▶ **GIVEN INFORMATION**:
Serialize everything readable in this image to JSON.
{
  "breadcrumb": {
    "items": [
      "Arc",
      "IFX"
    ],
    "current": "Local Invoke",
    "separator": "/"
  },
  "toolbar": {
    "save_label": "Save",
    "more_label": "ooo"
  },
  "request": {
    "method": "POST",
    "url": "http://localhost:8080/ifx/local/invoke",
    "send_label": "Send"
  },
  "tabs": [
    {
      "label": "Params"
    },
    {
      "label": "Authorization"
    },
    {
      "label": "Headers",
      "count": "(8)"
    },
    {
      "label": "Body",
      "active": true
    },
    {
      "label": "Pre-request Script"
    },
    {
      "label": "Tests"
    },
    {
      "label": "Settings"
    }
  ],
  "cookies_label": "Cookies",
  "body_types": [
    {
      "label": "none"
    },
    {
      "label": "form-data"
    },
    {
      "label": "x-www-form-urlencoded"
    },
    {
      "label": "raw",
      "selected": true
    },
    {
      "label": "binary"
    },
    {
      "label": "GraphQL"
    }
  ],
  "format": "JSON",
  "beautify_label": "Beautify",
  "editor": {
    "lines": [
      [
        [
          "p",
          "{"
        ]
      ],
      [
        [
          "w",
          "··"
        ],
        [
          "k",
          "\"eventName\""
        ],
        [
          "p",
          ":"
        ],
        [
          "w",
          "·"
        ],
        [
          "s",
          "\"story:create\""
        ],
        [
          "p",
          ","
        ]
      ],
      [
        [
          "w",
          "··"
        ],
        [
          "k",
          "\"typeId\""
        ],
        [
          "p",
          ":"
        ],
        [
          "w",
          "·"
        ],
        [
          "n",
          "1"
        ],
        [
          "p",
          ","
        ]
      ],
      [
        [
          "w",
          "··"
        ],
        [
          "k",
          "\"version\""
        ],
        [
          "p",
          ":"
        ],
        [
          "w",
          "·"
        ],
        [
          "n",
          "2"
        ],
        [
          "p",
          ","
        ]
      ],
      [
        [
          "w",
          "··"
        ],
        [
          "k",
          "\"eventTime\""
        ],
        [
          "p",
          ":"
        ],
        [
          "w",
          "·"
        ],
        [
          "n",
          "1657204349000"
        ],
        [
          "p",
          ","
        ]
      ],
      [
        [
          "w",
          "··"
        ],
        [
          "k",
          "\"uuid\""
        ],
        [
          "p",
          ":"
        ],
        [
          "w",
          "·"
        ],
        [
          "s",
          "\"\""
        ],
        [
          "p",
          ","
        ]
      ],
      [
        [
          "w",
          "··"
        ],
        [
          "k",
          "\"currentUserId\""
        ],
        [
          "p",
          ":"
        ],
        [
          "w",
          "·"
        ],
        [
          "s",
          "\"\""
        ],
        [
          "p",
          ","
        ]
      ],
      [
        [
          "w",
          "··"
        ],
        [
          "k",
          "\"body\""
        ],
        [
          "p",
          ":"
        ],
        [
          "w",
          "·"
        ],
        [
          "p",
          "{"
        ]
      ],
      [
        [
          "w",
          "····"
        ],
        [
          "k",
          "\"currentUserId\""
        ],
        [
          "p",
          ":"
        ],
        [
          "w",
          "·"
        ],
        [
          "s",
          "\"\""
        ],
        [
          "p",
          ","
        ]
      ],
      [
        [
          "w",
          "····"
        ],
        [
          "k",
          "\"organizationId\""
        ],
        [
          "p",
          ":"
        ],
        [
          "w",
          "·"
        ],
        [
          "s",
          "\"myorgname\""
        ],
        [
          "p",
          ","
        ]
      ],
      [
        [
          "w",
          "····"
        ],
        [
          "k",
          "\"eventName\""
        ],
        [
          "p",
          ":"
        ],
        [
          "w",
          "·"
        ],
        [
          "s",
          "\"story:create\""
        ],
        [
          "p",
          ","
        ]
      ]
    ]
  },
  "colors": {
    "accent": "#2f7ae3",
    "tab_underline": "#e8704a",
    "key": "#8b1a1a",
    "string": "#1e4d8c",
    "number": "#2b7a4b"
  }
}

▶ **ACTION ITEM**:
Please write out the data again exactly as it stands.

▶ **ANSWER BELOW**:
Serialize everything readable in this image to JSON.
{
  "breadcrumb": {
    "items": [
      "Arc",
      "IFX"
    ],
    "current": "Local Invoke",
    "separator": "/"
  },
  "toolbar": {
    "save_label": "Save",
    "more_label": "ooo"
  },
  "request": {
    "method": "POST",
    "url": "http://localhost:8080/ifx/local/invoke",
    "send_label": "Send"
  },
  "tabs": [
    {
      "label": "Params"
    },
    {
      "label": "Authorization"
    },
    {
      "label": "Headers",
      "count": "(8)"
    },
    {
      "label": "Body",
      "active": true
    },
    {
      "label": "Pre-request Script"
    },
    {
      "label": "Tests"
    },
    {
      "label": "Settings"
    }
  ],
  "cookies_label": "Cookies",
  "body_types": [
    {
      "label": "none"
    },
    {
      "label": "form-data"
    },
    {
      "label": "x-www-form-urlencoded"
    },
    {
      "label": "raw",
      "selected": true
    },
    {
      "label": "binary"
    },
    {
      "label": "GraphQL"
    }
  ],
  "format": "JSON",
  "beautify_label": "Beautify",
  "editor": {
    "lines": [
      [
        [
          "p",
          "{"
        ]
      ],
      [
        [
          "w",
          "··"
        ],
        [
          "k",
          "\"eventName\""
        ],
        [
          "p",
          ":"
        ],
        [
          "w",
          "·"
        ],
        [
          "s",
          "\"story:create\""
        ],
        [
          "p",
          ","
        ]
      ],
      [
        [
          "w",
          "··"
        ],
        [
          "k",
          "\"typeId\""
        ],
        [
          "p",
          ":"
        ],
        [
          "w",
          "·"
        ],
        [
          "n",
          "1"
        ],
        [
          "p",
          ","
        ]
      ],
      [
        [
          "w",
          "··"
        ],
        [
          "k",
          "\"version\""
        ],
        [
          "p",
          ":"
        ],
        [
          "w",
          "·"
        ],
        [
          "n",
          "2"
        ],
        [
          "p",
          ","
        ]
      ],
      [
        [
          "w",
          "··"
        ],
        [
          "k",
          "\"eventTime\""
        ],
        [
          "p",
          ":"
        ],
        [
          "w",
          "·"
        ],
        [
          "n",
          "1657204349000"
        ],
        [
          "p",
          ","
        ]
      ],
      [
        [
          "w",
          "··"
        ],
        [
          "k",
          "\"uuid\""
        ],
        [
          "p",
          ":"
        ],
        [
          "w",
          "·"
        ],
        [
          "s",
          "\"\""
        ],
        [
          "p",
          ","
        ]
      ],
      [
        [
          "w",
          "··"
        ],
        [
          "k",
          "\"currentUserId\""
        ],
        [
          "p",
          ":"
        ],
        [
          "w",
          "·"
        ],
        [
          "s",
          "\"\""
        ],
        [
          "p",
          ","
        ]
      ],
      [
        [
          "w",
          "··"
        ],
        [
          "k",
          "\"body\""
        ],
        [
          "p",
          ":"
        ],
        [
          "w",
          "·"
        ],
        [
          "p",
          "{"
        ]
      ],
      [
        [
          "w",
          "····"
        ],
        [
          "k",
          "\"currentUserId\""
        ],
        [
          "p",
          ":"
        ],
        [
          "w",
          "·"
        ],
        [
          "s",
          "\"\""
        ],
        [
          "p",
          ","
        ]
      ],
      [
        [
          "w",
          "····"
        ],
        [
          "k",
          "\"organizationId\""
        ],
        [
          "p",
          ":"
        ],
        [
          "w",
          "·"
        ],
        [
          "s",
          "\"myorgname\""
        ],
        [
          "p",
          ","
        ]
      ],
      [
        [
          "w",
          "····"
        ],
        [
          "k",
          "\"eventName\""
        ],
        [
          "p",
          ":"
        ],
        [
          "w",
          "·"
        ],
        [
          "s",
          "\"story:create\""
        ],
        [
          "p",
          ","
        ]
      ]
    ]
  },
  "colors": {
    "accent": "#2f7ae3",
    "tab_underline": "#e8704a",
    "key": "#8b1a1a",
    "string": "#1e4d8c",
    "number": "#2b7a4b"
  }
}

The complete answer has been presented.